The region was annexed in the 19th century during the British colonial period. The British Raj attempted to control the population of the annexed tribal regions with the Frontier Crimes Regulations (FCR), which allowed considerable power to govern to local nobles so long as these nobles were willing to meet the needs of the British.
The territories that together form FATA consist of seven ‘Political Agencies’ – Bajaur, Khyber, Kurram, Mohmand, North Waziristan, Orakzai, and South Waziristan – and six smaller zones, called ‘Frontier Regions’ (FRs), which are attached with the districts of Bannu, Dera Ismail Khan, Kohat, Lakki Marwat, Peshawar, and Tank.

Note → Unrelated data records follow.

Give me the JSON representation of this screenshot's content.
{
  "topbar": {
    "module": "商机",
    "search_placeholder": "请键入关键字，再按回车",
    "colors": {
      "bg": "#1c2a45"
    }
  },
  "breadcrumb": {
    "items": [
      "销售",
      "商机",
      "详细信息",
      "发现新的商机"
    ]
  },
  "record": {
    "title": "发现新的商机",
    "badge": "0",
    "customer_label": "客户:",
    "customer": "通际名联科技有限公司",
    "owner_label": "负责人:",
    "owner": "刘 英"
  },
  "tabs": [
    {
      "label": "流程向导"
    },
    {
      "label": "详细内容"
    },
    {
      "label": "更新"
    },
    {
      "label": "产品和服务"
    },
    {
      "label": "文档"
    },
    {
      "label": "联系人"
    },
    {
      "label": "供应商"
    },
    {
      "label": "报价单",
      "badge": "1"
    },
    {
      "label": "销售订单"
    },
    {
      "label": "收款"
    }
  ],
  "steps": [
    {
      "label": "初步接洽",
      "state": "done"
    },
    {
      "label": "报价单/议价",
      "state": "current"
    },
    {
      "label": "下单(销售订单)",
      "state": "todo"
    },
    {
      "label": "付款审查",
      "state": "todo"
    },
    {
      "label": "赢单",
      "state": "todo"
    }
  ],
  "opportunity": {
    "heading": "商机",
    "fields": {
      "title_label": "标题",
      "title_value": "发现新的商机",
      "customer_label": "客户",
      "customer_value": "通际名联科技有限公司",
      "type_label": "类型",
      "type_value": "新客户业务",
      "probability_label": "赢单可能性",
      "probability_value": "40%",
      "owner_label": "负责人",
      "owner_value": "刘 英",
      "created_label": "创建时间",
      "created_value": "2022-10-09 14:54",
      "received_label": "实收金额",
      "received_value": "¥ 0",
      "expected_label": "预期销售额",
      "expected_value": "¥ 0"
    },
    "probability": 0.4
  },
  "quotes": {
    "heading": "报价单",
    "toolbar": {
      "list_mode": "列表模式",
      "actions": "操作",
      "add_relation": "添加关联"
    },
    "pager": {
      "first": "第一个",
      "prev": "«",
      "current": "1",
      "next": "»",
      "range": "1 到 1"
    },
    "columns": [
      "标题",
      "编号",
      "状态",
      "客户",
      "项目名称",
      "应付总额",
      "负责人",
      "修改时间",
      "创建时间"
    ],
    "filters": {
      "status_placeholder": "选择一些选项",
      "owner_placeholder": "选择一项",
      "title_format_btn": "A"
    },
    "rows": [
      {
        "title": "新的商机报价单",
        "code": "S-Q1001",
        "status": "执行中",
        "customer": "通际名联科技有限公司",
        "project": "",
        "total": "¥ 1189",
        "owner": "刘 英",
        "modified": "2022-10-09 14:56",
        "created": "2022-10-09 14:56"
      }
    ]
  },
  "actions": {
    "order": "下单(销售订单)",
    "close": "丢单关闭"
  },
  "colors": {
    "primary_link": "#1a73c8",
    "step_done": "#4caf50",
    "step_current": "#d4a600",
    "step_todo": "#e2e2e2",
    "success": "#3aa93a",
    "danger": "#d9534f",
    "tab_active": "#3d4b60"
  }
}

To the North and East, the tribal areas are bounded by Khyber Pakhtunkhwa (KP), while to the South is the province of Baluchistan. The Durand Line, which separates Pakistan from Afghanistan, forms the Western border of FATA.
System of Administration
Pakistan’s tribal regions are managed through an indirect system of administration for the execution of government policies. The pivot of this administration is the political agent, who influences tribes indirectly through local notables called Maliks. In return for their services, the Maliks receive allowances and are provided with patronage. Such a system lays down a narrow base of support for the government and is one of the main reasons for not generating a larger base of supporters for the state of Pakistan.
Frontier Crimes Regulation (FCR)
Control over the administered portion of the tribal areas is exercised by a stringent law enacted in 1901 called the Frontier Crimes Regulation (FCR). This basic law is used for settling disputes and exercising control. Barring some exceptions, disputes and complaints are handed over to Jirgas (tribal juries) for decisions. An assistant political officer acts as the administrator of a Jirga.
It may be noted that this system works best when the political agent is accepted as the unchallenged head of the agency administration. This has not been the case since October 2002, when the military entered FATA. As a result the tribal administration became dysfunctional and the political agent lost control over the tribes. As stated earlier, the main cause of this outcome was the subordination of the political agent’s authority to the military commander and the military’s direct handling of tribal matters, a move away from the former practice of exerting control through diplomacy.